Every line with the string "this" should be copied from the data.

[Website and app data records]
- - -

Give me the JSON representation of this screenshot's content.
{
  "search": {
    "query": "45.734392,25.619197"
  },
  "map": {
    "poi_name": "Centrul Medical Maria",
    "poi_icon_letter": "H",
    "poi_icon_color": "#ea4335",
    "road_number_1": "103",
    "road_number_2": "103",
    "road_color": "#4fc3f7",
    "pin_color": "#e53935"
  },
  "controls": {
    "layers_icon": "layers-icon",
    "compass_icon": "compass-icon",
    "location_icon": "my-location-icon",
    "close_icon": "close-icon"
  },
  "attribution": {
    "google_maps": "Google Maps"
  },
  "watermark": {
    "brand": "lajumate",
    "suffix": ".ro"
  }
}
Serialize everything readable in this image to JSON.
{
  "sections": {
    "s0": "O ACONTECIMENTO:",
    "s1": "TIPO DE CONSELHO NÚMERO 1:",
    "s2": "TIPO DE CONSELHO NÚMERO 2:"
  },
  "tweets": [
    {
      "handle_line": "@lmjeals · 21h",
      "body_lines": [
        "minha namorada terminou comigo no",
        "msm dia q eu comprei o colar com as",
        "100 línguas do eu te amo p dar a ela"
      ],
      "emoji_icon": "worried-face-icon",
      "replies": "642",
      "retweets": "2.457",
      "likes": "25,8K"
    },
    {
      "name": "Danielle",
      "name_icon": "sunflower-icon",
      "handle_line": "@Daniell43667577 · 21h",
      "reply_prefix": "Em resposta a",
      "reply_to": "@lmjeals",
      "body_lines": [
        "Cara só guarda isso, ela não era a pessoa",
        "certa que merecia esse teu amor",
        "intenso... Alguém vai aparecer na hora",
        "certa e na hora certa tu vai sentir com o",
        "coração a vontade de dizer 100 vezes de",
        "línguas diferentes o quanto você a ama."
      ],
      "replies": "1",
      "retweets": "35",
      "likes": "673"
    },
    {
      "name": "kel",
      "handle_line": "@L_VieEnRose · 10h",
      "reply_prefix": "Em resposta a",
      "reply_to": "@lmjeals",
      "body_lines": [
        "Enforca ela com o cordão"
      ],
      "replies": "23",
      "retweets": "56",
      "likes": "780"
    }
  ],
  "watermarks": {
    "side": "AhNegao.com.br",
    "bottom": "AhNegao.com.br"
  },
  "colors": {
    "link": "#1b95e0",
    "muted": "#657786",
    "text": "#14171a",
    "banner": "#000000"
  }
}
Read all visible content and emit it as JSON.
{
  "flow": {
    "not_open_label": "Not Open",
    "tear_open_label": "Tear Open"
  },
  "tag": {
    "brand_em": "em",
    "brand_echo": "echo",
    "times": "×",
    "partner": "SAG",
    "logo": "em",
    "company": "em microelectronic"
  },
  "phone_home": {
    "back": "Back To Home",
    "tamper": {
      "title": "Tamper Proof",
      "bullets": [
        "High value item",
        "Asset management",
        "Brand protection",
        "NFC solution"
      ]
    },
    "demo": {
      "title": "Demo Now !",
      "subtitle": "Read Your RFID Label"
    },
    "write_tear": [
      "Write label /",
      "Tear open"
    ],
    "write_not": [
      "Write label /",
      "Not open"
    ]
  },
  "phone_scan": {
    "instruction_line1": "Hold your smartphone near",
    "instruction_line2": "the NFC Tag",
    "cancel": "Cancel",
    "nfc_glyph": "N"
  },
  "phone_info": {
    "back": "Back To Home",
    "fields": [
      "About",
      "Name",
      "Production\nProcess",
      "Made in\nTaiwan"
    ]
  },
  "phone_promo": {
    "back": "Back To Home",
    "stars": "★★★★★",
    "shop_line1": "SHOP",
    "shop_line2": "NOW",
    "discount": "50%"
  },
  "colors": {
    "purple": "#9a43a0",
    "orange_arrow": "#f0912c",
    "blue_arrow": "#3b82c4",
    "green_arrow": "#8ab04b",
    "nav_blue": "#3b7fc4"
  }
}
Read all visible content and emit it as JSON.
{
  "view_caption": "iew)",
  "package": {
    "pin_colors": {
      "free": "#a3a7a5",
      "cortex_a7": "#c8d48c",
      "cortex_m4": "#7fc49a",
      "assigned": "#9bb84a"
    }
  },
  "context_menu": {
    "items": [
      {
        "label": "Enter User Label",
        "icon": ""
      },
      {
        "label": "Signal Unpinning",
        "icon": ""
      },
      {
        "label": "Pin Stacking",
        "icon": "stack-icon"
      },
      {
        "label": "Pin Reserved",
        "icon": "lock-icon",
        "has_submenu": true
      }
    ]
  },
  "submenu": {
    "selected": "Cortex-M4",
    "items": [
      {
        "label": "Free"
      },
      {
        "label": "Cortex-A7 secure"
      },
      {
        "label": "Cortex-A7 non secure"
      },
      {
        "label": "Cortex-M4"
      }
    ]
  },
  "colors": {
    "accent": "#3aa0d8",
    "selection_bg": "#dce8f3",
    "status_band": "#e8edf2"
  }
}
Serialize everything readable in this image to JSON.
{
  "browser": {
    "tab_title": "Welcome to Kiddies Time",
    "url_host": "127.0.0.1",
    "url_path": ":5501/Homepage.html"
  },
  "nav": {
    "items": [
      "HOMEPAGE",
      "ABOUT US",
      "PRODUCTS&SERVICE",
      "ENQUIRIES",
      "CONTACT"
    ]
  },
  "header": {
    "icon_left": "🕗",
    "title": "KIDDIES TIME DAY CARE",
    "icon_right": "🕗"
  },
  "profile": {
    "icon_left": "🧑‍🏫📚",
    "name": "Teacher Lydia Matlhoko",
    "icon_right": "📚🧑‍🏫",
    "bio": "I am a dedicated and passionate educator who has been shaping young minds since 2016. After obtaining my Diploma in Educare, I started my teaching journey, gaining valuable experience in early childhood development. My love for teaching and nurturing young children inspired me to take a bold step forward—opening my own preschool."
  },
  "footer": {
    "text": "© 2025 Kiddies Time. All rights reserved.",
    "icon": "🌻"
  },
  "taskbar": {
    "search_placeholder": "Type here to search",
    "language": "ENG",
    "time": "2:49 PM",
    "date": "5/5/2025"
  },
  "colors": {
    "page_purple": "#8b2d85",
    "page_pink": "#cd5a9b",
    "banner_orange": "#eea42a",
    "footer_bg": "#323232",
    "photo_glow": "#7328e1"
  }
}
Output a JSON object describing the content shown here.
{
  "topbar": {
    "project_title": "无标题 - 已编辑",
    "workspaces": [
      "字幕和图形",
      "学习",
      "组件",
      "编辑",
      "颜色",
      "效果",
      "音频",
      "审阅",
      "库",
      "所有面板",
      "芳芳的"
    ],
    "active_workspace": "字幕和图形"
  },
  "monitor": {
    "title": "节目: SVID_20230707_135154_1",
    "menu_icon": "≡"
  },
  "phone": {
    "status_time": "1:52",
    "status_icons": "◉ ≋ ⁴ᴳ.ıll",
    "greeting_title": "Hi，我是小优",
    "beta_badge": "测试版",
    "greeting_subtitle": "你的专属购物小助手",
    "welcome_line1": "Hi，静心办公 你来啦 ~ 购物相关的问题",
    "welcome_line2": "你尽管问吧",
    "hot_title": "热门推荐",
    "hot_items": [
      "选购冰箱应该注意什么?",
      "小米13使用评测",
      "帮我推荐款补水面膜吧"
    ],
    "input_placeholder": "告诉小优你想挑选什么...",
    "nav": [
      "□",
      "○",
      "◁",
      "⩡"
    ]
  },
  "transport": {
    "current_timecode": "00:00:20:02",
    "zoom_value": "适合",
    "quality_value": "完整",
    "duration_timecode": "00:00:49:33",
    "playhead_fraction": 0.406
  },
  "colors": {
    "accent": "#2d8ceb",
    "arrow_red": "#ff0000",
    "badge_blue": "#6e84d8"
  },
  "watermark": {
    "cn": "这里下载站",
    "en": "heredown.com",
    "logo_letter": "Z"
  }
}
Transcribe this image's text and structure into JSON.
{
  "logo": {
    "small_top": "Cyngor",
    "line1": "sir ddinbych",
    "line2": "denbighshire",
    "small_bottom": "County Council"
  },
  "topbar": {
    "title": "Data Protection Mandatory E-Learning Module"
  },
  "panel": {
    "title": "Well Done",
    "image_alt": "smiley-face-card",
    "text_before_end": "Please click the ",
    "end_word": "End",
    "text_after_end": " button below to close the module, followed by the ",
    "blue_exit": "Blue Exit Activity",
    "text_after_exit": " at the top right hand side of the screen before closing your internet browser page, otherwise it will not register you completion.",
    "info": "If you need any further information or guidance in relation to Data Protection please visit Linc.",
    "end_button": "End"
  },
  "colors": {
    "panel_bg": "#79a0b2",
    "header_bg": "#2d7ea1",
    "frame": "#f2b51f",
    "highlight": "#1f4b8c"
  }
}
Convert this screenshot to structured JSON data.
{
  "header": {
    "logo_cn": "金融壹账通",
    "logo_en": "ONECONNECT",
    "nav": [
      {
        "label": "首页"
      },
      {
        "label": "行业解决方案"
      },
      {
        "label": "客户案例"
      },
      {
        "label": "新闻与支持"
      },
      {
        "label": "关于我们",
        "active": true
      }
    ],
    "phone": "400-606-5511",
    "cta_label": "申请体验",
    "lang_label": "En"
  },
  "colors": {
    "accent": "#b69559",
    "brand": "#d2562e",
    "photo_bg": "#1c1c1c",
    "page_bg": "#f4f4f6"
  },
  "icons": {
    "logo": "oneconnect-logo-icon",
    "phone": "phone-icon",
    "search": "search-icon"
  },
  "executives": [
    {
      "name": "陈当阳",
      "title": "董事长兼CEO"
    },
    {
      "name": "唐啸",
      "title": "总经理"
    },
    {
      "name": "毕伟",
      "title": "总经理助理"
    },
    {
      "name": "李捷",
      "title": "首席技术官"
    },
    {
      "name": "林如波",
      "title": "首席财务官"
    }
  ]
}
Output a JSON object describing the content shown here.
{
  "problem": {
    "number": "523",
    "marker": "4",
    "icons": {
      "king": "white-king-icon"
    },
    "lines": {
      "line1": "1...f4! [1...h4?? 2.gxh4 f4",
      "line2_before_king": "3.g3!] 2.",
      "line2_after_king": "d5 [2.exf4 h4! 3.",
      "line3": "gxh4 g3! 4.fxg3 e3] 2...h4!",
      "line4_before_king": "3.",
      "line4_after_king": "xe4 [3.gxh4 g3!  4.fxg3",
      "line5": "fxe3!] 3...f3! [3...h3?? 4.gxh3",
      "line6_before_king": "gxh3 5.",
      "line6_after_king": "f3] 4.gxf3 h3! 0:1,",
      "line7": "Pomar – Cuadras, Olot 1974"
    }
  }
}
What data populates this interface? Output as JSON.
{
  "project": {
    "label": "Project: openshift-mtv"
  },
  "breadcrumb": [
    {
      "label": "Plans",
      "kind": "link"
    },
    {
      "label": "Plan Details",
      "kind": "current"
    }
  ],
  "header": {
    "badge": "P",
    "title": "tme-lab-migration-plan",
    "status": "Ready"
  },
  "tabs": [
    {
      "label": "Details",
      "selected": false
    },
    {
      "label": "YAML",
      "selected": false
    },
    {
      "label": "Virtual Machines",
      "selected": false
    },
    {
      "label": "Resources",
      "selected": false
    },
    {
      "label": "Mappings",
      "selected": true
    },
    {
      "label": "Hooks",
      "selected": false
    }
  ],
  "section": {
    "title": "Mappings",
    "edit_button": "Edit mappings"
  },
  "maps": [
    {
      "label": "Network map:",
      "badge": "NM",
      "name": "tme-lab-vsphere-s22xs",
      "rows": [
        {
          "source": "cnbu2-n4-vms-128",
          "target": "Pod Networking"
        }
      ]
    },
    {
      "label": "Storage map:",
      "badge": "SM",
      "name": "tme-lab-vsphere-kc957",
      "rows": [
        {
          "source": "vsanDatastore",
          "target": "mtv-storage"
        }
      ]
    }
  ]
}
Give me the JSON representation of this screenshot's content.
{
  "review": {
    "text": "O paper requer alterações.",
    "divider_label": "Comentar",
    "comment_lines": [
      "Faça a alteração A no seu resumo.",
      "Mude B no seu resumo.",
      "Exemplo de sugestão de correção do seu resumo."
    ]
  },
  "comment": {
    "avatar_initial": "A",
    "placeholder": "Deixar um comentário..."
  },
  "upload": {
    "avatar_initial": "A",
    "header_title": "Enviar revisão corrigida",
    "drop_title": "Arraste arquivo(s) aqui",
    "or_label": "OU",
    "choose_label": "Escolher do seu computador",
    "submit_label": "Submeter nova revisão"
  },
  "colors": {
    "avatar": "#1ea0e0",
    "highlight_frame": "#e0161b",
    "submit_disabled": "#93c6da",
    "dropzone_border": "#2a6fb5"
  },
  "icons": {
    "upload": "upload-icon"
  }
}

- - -

**Response to the exercise**
Give me the JSON representation of this screenshot's content.
Serialize everything readable in this image to JSON.
Serialize everything readable in this image to JSON.
Transcribe this image's text and structure into JSON.
Convert this screenshot to structured JSON data.
What data populates this interface? Output as JSON.
Give me the JSON representation of this screenshot's content.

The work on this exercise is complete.